It’d been two months…ok 6 weeks…since I’d paddled but I felt so ready to get on my board and I’m not scared of cooler temps. I have all the gear and was going to be near a few river stretches with some time on my hands. With that in mind, Friday we paddled a really easy section of the Clackamas. Donned with drysuits, pile onesies and all the neoprene “whatever”, we hit the water. And ROASTED the whole time. It was sunny and about 53 degrees ambient air temperature–beautiful, no real rapids to write home about but SO nice to be on the water.
What really got me excited was paddling a river I’d never done and has been on my bucket list–the White Salmon (below Husom Falls). It was a small group of us, and even smaller group on a paddleboard. Myself, Sam and a buddy of his plus four kayakers. I put in below Rattlesnake Rapids because, well, I’d have almost surely fallen in and didn’t want to begin my day in the water. This day was NOT 53 and sunny. It was about 32 degrees with long icicles hanging from the sides of the gorge. Cold and cloudy but undeniably beautiful. The White Salmon is different than I’m used to paddling…narrower, gorged out and continuous. SO SO fun. Weird side note…the rapids get easier the farther down you go, until a drop right before the takeout that snuck up on me (and wasn’t reported by my fearless leader who knew it was coming but probably knew it best not to mention)? I made the first necessary move totally on purpose, and then the second crucial move, I felt, was made by my board which happily followed the best line and I stayed on my board)…haha
Throughout the run I felt a little like Bambi on ice since I was paddling on my new Badfish that I’ve only paddled two or three times, plus not having paddled for a while. And yeah, freezing temps apparently make me less ballsy. I will say without question, my core never got cold. Not for a minute. My feet were ice cubes even wearing neoprene socks under my drysuit booties and Tevas. Then again, my feet were wet the whole time. Was it worth it? Absolutely. There’s also something strangely satisfying about “suffering” a little to do what you love, and the incredible feeling of then, getting warmed up. I don’t know if others share this strange opinion. In many cases I’ve treated myself with tater tots after (not this time) but loved the takeout Thai food we eventually inhaled once getting back to Portland and cozying up in the warmth and comfort of home. Maybe running rivers in the winter isn’t for everyone, but there’s more to do than skiing this time of year (although that’s great too!). Consider getting out there–it’s beautiful and there’s gear to help!!
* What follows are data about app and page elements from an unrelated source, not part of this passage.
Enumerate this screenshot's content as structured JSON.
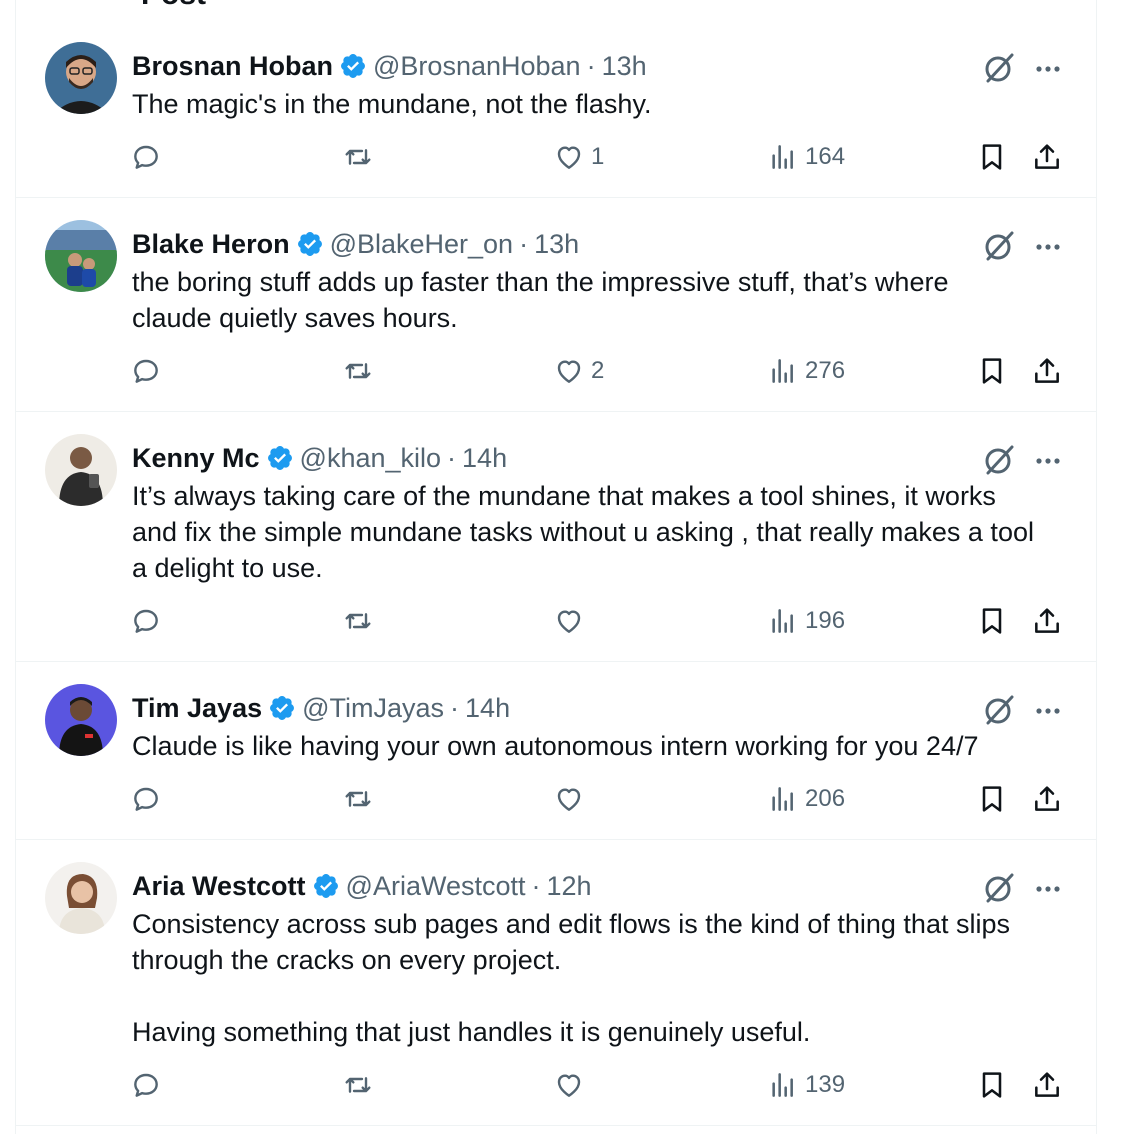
{
  "header": {
    "title": "Post"
  },
  "colors": {
    "verified": "#1d9bf0",
    "muted": "#536471",
    "text": "#0f1419"
  },
  "tweets": [
    {
      "name": "Brosnan Hoban",
      "handle": "@BrosnanHoban",
      "sep": "·",
      "time": "13h",
      "body": "The magic's in the mundane, not the flashy.",
      "replies": "",
      "reposts": "",
      "likes": "1",
      "views": "164"
    },
    {
      "name": "Blake Heron",
      "handle": "@BlakeHer_on",
      "sep": "·",
      "time": "13h",
      "body": "the boring stuff adds up faster than the impressive stuff, that’s where\nclaude quietly saves hours.",
      "replies": "",
      "reposts": "",
      "likes": "2",
      "views": "276"
    },
    {
      "name": "Kenny Mc",
      "handle": "@khan_kilo",
      "sep": "·",
      "time": "14h",
      "body": "It’s always taking care of the mundane that makes a tool shines, it works\nand fix the simple mundane tasks without u asking , that really makes a tool\na delight to use.",
      "replies": "",
      "reposts": "",
      "likes": "",
      "views": "196"
    },
    {
      "name": "Tim Jayas",
      "handle": "@TimJayas",
      "sep": "·",
      "time": "14h",
      "body": "Claude is like having your own autonomous intern working for you 24/7",
      "replies": "",
      "reposts": "",
      "likes": "",
      "views": "206"
    },
    {
      "name": "Aria Westcott",
      "handle": "@AriaWestcott",
      "sep": "·",
      "time": "12h",
      "body": "Consistency across sub pages and edit flows is the kind of thing that slips\nthrough the cracks on every project.\n\nHaving something that just handles it is genuinely useful.",
      "replies": "",
      "reposts": "",
      "likes": "",
      "views": "139"
    }
  ]
}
Thanks for listening…see ya out there on the frisky ripples.